We’re all about family at the Main Street Inn so don’t expect any effort from our crew to “revitalize” your grandma’s secret recipe. That doesn’t mean you can’t get in the Fourth of July Summer spirit and nothing screams summer like good old fashioned popsicles.

 

Stop. Don’t you dare run to the frozen food section at your nearest grocery store and grab a box of Dole’s fruit pops. One) because it’s too hot to run and Two) because this is the perfect opportunity to stay a kid at heart, beat the heat, and have some no-hassle fun! Yes, I realize the second reason we actually three different reasons.

 

Seriously, they are popsicles! That means, pick ingredients, add a little water and freeze. I’ll test you now by asking whether you think I went out to buy ingredients or used my current inventory? Frequent readers would know the answer to this but I probably don’t have any of those so the answer is CURRENT INVENTORY! Ding, ding, ding. If you’re getting sick of this “too lazy (more like too busy) to get groceries” bit, please let me know. I see it as an outlet for creativity. Never fails. The crepes were living proof of that and so are these stellar popsicles.

 

A food processor came into play for some of them, like the Blueberry French Vanilla Yogurt Pop and the “Sangria” Pop but I also recommend using chunks of fruit or chocolate chips. This is a great way to get texture, adding an extra special surprise for those who get to enjoy the frozen delights. It also looks nice. If you’re really crafty, you can layer the ingredients, maybe even in a patriotic fashion. I kept it simple, kept an open mind and kept….eating the finished product over and over.

 

Try your hand on one of the four varieties I created or come up with your own. Feel free to share your fun with everyone here at the Main Street Inn by posting on our Facebook wall. It really is a fun, quick and kid friendly way to make some delicious treats.

 

 

Blueberry Dynamite Pop

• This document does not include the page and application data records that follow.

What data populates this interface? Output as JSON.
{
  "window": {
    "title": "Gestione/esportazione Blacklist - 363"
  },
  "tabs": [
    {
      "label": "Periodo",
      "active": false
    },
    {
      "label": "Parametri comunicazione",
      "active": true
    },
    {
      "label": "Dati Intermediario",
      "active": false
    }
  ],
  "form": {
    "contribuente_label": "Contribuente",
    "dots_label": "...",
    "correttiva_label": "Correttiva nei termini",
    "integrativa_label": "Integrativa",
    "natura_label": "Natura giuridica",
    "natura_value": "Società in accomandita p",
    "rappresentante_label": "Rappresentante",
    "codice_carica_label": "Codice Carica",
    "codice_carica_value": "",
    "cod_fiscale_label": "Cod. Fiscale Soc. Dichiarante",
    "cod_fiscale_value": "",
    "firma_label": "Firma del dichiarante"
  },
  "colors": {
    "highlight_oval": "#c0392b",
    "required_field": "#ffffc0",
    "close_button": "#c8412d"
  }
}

Fresh Blueberries – chop in food processer with a little water until purple/blue juice accumulates but still have smaller chunks

French Vanilla Yogurt – add to food processor and mix briefly to blend with blueberry juice

 

Sangria Pop

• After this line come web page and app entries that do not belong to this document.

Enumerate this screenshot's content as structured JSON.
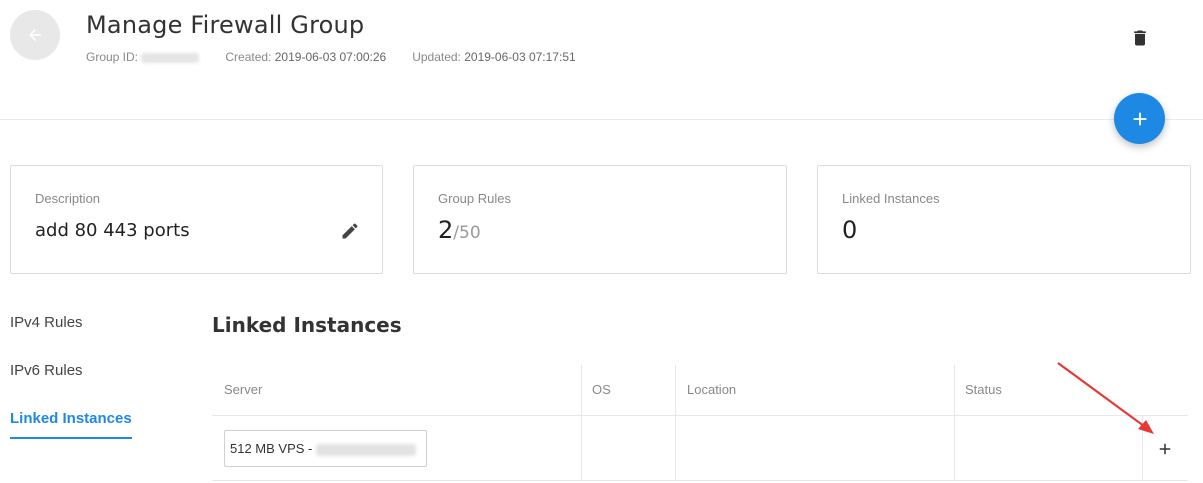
{
  "header": {
    "title": "Manage Firewall Group",
    "group_id_label": "Group ID:",
    "created_label": "Created:",
    "created_value": "2019-06-03 07:00:26",
    "updated_label": "Updated:",
    "updated_value": "2019-06-03 07:17:51"
  },
  "icons": {
    "back": "arrow-left-icon",
    "delete": "trash-icon",
    "add": "plus-icon",
    "edit": "pencil-icon"
  },
  "cards": {
    "description": {
      "label": "Description",
      "value": "add 80 443 ports"
    },
    "group_rules": {
      "label": "Group Rules",
      "value": "2",
      "limit": "/50"
    },
    "linked_instances": {
      "label": "Linked Instances",
      "value": "0"
    }
  },
  "sidenav": {
    "items": [
      {
        "label": "IPv4 Rules",
        "active": false
      },
      {
        "label": "IPv6 Rules",
        "active": false
      },
      {
        "label": "Linked Instances",
        "active": true
      }
    ]
  },
  "section": {
    "title": "Linked Instances"
  },
  "table": {
    "columns": [
      "Server",
      "OS",
      "Location",
      "Status"
    ],
    "server_select_value": "512 MB VPS - "
  },
  "colors": {
    "accent": "#1e88e5",
    "annotation_arrow": "#e53935"
  }
}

Peach – use food processor and water to chop/juice the fruit

Raspberry Preserve – add to peach juice in food processor and pulse until mixed together

Red Wine – add a small helping of red wine (I used Syrah)

 

Afternoon Refresher Pop

Brewed Coffee

Chocolate Chips

Vanilla Almond Milk

 

Zen Pop

Prune Juice

Honey

Hot Mint Tea

Diced Peaches

Diced Blueberries

As far as portioning goes, play around with it. There are always two rules to remember no matter what you’re making. 1) There is no such thing as too much chocolate. 2) Follow rule #1.

 

Until Next Time,

Kid Friendly Popsicle Pusher